▶ **About this exercise**:
Which of the lines in the data mention the string "votes"? List them all.

▶ **Material supplied**:
——————————
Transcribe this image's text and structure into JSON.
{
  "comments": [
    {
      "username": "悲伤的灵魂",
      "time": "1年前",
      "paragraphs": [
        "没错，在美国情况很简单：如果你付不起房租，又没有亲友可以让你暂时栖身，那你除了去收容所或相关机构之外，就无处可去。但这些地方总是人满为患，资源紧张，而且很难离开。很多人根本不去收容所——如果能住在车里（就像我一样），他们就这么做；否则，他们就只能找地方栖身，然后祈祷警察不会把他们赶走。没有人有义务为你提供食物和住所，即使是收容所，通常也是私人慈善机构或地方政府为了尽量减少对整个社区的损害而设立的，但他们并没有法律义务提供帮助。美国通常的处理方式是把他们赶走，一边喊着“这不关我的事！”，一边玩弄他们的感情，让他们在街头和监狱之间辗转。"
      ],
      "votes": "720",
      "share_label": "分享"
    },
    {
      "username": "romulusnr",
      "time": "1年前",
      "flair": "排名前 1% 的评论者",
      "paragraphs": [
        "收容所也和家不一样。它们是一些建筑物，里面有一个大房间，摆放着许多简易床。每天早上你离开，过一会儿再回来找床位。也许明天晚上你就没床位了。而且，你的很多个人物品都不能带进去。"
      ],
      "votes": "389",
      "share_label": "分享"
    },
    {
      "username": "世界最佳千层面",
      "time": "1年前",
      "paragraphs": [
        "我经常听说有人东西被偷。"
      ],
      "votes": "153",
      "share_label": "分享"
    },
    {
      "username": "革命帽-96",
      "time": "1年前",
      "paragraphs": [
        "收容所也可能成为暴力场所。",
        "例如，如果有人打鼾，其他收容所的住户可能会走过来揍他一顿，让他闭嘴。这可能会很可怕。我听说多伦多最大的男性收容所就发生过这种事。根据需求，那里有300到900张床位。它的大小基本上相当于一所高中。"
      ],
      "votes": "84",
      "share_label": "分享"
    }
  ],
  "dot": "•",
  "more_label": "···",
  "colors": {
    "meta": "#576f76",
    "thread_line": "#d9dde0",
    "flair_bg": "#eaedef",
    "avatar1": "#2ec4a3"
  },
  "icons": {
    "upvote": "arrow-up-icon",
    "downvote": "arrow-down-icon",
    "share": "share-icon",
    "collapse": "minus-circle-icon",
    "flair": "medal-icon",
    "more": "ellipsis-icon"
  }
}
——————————
▶ **Output below**:
      "votes": "720",
      "votes": "389",
      "votes": "153",
      "votes": "84",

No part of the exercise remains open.